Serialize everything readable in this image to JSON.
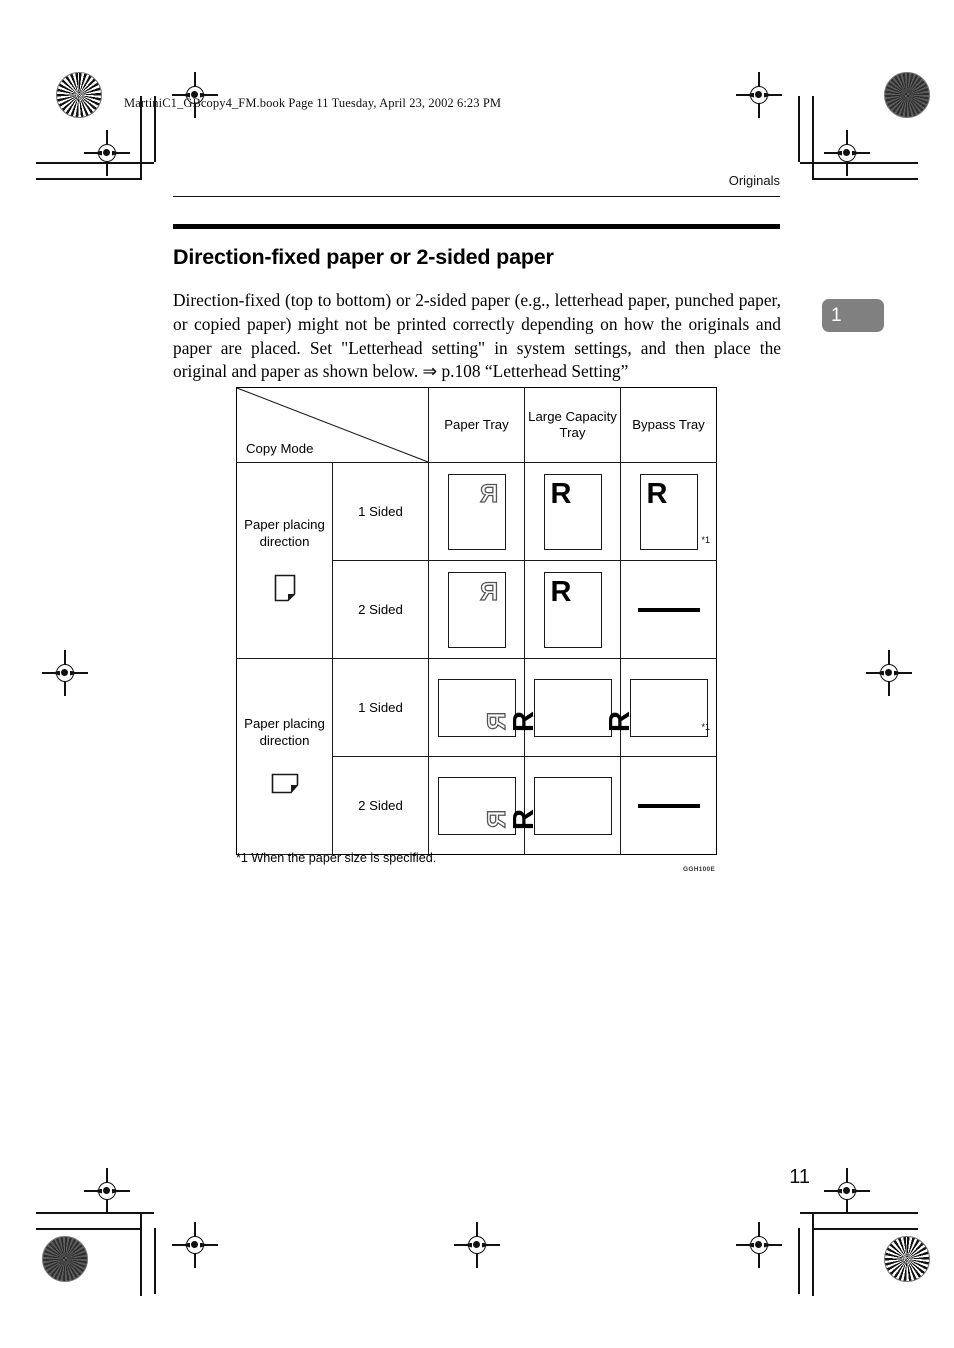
{
  "page": {
    "file_stamp": "MartiniC1_GBcopy4_FM.book  Page 11  Tuesday, April 23, 2002  6:23 PM",
    "running_head": "Originals",
    "chapter_tab": "1",
    "page_number": "11"
  },
  "section": {
    "title": "Direction-fixed paper or 2-sided paper",
    "body": "Direction-fixed (top to bottom) or 2-sided paper (e.g., letterhead paper, punched paper, or copied paper) might not be printed correctly depending on how the originals and paper are placed. Set \"Letterhead setting\" in system settings, and then place the original and paper as shown below. ⇒ p.108 “Letterhead Setting”"
  },
  "figure": {
    "corner_label": "Copy Mode",
    "columns": [
      "Paper Tray",
      "Large Capacity Tray",
      "Bypass Tray"
    ],
    "groups": [
      {
        "orientation_label": "Paper placing direction",
        "orientation_icon": "page-portrait-folded-corner-icon",
        "rows": [
          {
            "mode": "1 Sided",
            "cells": [
              {
                "type": "sheet",
                "shape": "portrait",
                "glyph": "R",
                "style": "mirrored-outline",
                "position": "top-right",
                "footnote": ""
              },
              {
                "type": "sheet",
                "shape": "portrait",
                "glyph": "R",
                "style": "solid",
                "position": "top-left",
                "footnote": ""
              },
              {
                "type": "sheet",
                "shape": "portrait",
                "glyph": "R",
                "style": "solid",
                "position": "top-left",
                "footnote": "*1"
              }
            ]
          },
          {
            "mode": "2 Sided",
            "cells": [
              {
                "type": "sheet",
                "shape": "portrait",
                "glyph": "R",
                "style": "mirrored-outline",
                "position": "top-right",
                "footnote": ""
              },
              {
                "type": "sheet",
                "shape": "portrait",
                "glyph": "R",
                "style": "solid",
                "position": "top-left",
                "footnote": ""
              },
              {
                "type": "dash",
                "shape": "",
                "glyph": "",
                "style": "",
                "position": "",
                "footnote": ""
              }
            ]
          }
        ]
      },
      {
        "orientation_label": "Paper placing direction",
        "orientation_icon": "page-landscape-folded-corner-icon",
        "rows": [
          {
            "mode": "1 Sided",
            "cells": [
              {
                "type": "sheet",
                "shape": "landscape",
                "glyph": "R",
                "style": "mirrored-outline-rotated",
                "position": "bottom-right",
                "footnote": ""
              },
              {
                "type": "sheet",
                "shape": "landscape",
                "glyph": "R",
                "style": "solid-rotated",
                "position": "bottom-left",
                "footnote": ""
              },
              {
                "type": "sheet",
                "shape": "landscape",
                "glyph": "R",
                "style": "solid-rotated",
                "position": "bottom-left",
                "footnote": "*1"
              }
            ]
          },
          {
            "mode": "2 Sided",
            "cells": [
              {
                "type": "sheet",
                "shape": "landscape",
                "glyph": "R",
                "style": "mirrored-outline-rotated",
                "position": "bottom-right",
                "footnote": ""
              },
              {
                "type": "sheet",
                "shape": "landscape",
                "glyph": "R",
                "style": "solid-rotated",
                "position": "bottom-left",
                "footnote": ""
              },
              {
                "type": "dash",
                "shape": "",
                "glyph": "",
                "style": "",
                "position": "",
                "footnote": ""
              }
            ]
          }
        ]
      }
    ],
    "footnote": "*1 When the paper size is specified.",
    "figure_code": "GGH100E"
  },
  "colors": {
    "ink": "#000000",
    "chapter_tab_bg": "#808080",
    "chapter_tab_text": "#ffffff",
    "outline_glyph": "#555555"
  }
}
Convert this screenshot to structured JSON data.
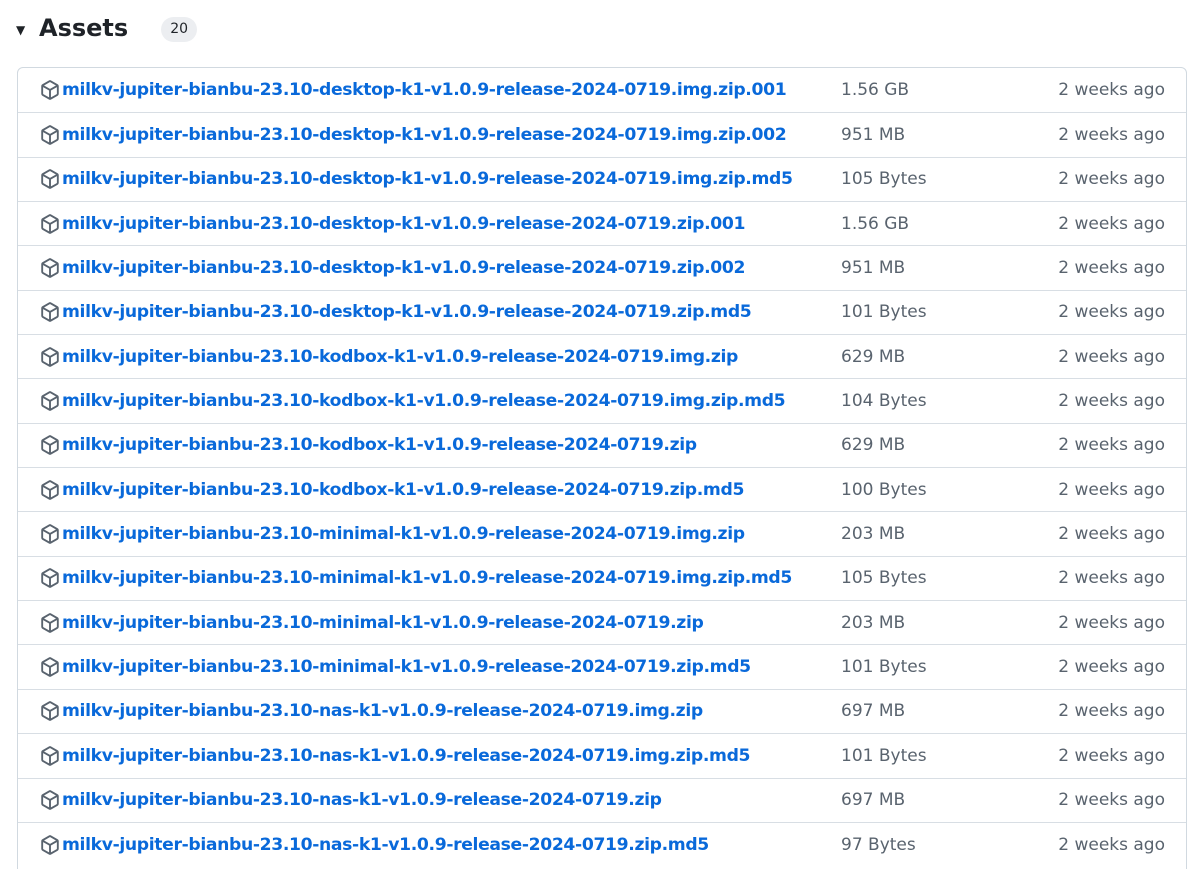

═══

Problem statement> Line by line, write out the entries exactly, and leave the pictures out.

Task solution>
Serialize everything readable in this image to JSON.
{
  "page": {
    "file_stamp": "MartiniC1_GBcopy4_FM.book  Page 11  Tuesday, April 23, 2002  6:23 PM",
    "running_head": "Originals",
    "chapter_tab": "1",
    "page_number": "11"
  },
  "section": {
    "title": "Direction-fixed paper or 2-sided paper",
    "body": "Direction-fixed (top to bottom) or 2-sided paper (e.g., letterhead paper, punched paper, or copied paper) might not be printed correctly depending on how the originals and paper are placed. Set \"Letterhead setting\" in system settings, and then place the original and paper as shown below. ⇒ p.108 “Letterhead Setting”"
  },
  "figure": {
    "corner_label": "Copy Mode",
    "columns": [
      "Paper Tray",
      "Large Capacity Tray",
      "Bypass Tray"
    ],
    "groups": [
      {
        "orientation_label": "Paper placing direction",
        "orientation_icon": "page-portrait-folded-corner-icon",
        "rows": [
          {
            "mode": "1 Sided",
            "cells": [
              {
                "type": "sheet",
                "shape": "portrait",
                "glyph": "R",
                "style": "mirrored-outline",
                "position": "top-right",
                "footnote": ""
              },
              {
                "type": "sheet",
                "shape": "portrait",
                "glyph": "R",
                "style": "solid",
                "position": "top-left",
                "footnote": ""
              },
              {
                "type": "sheet",
                "shape": "portrait",
                "glyph": "R",
                "style": "solid",
                "position": "top-left",
                "footnote": "*1"
              }
            ]
          },
          {
            "mode": "2 Sided",
            "cells": [
              {
                "type": "sheet",
                "shape": "portrait",
                "glyph": "R",
                "style": "mirrored-outline",
                "position": "top-right",
                "footnote": ""
              },
              {
                "type": "sheet",
                "shape": "portrait",
                "glyph": "R",
                "style": "solid",
                "position": "top-left",
                "footnote": ""
              },
              {
                "type": "dash",
                "shape": "",
                "glyph": "",
                "style": "",
                "position": "",
                "footnote": ""
              }
            ]
          }
        ]
      },
      {
        "orientation_label": "Paper placing direction",
        "orientation_icon": "page-landscape-folded-corner-icon",
        "rows": [
          {
            "mode": "1 Sided",
            "cells": [
              {
                "type": "sheet",
                "shape": "landscape",
                "glyph": "R",
                "style": "mirrored-outline-rotated",
                "position": "bottom-right",
                "footnote": ""
              },
              {
                "type": "sheet",
                "shape": "landscape",
                "glyph": "R",
                "style": "solid-rotated",
                "position": "bottom-left",
                "footnote": ""
              },
              {
                "type": "sheet",
                "shape": "landscape",
                "glyph": "R",
                "style": "solid-rotated",
                "position": "bottom-left",
                "footnote": "*1"
              }
            ]
          },
          {
            "mode": "2 Sided",
            "cells": [
              {
                "type": "sheet",
                "shape": "landscape",
                "glyph": "R",
                "style": "mirrored-outline-rotated",
                "position": "bottom-right",
                "footnote": ""
              },
              {
                "type": "sheet",
                "shape": "landscape",
                "glyph": "R",
                "style": "solid-rotated",
                "position": "bottom-left",
                "footnote": ""
              },
              {
                "type": "dash",
                "shape": "",
                "glyph": "",
                "style": "",
                "position": "",
                "footnote": ""
              }
            ]
          }
        ]
      }
    ],
    "footnote": "*1 When the paper size is specified.",
    "figure_code": "GGH100E"
  },
  "colors": {
    "ink": "#000000",
    "chapter_tab_bg": "#808080",
    "chapter_tab_text": "#ffffff",
    "outline_glyph": "#555555"
  }
}
Convert this screenshot to structured JSON data.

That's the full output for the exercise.